BVHS: Financial injection needed
The economic downturn has affected the Barbados Vagrants and Homeless Society (BVHS) and the charity is appealing for financial assistance to keep its programme going.
Chairman of the BVHS Kemar Saffrey said the charity needed a financial injection to carry on with its programme, given the ongoing economic downturn and the fact that it had been running without Government assistance for some time.
Saffrey said it would take $700,000 to keep the BVHS’ programmes running. The organization has provided services to over 750 vagrants, homeless and needy people in Barbados since its inception in 2009 and the chairman said it was now seeking funding to expand a number of its programmes.
He has appealed to individuals and commercial businesses for help.
“We are appealing to the public to give what they can to assist the organization. Barbadians have been extremely generous in their giving, in offering food and clothing, but we are in need of funding now to continue these programmes. Both businesses and individuals can feel free to give what they can to the BVHS,” Saffrey said.
He also encouraged commercial businesses to join the BVHS’ Covenant Programme under which organizations donate $100 per month for a year.The donations will ultimately aid in achieving the organization’s mission “to reintegrate vagrants and homeless persons into mainstream Barbadian society, by providing a holistic rehabilitative programme that would enable them to develop into healthy productive citizens”, a statement from the BVHS said.
The organization said it is on target with its mission, as it has successfully reintegrated 78 per cent of participants in its At The Crossroad home care rehabilitative programme.
BVHS also manages Direct Care Ministries, On the Road Ministries, Life Opportunity Superseding Tomorrow, Adopt the Homeless, a Community Partnership for Homelessness, BVHS’ 24-hour night shelter, a Meal a Day project and a daily breakfast programme.

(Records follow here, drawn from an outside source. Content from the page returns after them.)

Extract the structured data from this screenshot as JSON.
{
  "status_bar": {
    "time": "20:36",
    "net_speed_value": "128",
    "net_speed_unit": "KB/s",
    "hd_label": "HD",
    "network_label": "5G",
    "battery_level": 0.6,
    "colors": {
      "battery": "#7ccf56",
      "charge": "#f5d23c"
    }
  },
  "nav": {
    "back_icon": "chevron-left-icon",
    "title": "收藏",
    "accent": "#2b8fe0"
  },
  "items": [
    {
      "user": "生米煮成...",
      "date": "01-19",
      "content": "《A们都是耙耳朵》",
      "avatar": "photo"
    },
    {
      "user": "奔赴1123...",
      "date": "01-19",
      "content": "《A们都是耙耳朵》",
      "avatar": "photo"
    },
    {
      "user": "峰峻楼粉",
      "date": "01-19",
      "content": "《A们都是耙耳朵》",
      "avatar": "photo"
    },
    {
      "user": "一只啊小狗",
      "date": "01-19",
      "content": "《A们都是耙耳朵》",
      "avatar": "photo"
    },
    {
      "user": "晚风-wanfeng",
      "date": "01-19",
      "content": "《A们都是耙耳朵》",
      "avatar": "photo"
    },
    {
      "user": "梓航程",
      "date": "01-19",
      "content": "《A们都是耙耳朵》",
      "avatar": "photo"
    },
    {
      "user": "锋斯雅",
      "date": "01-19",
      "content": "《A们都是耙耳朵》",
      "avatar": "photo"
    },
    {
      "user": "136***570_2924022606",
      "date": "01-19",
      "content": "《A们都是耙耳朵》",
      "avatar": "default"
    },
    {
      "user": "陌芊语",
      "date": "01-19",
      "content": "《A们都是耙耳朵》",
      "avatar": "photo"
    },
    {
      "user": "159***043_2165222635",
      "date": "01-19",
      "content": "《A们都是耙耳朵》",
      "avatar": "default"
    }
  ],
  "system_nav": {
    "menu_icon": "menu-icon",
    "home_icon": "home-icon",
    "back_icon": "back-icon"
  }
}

Those programmes provide clients with food hampers, classes, clothing, access to counselling, hair-cuts, temporary shelter, jobs, farming skills, skill training and beneficial rehabilitative home care housing, life skills and much more.
The BVHS has already received the necessary approval to operate a 24-hour shelter for the homeless and funds donated by the public will also assist with that initiative, which will benefit approximately 30 needy individuals per night on a rotation basis, out of the approximately 240 clients of the BVHS.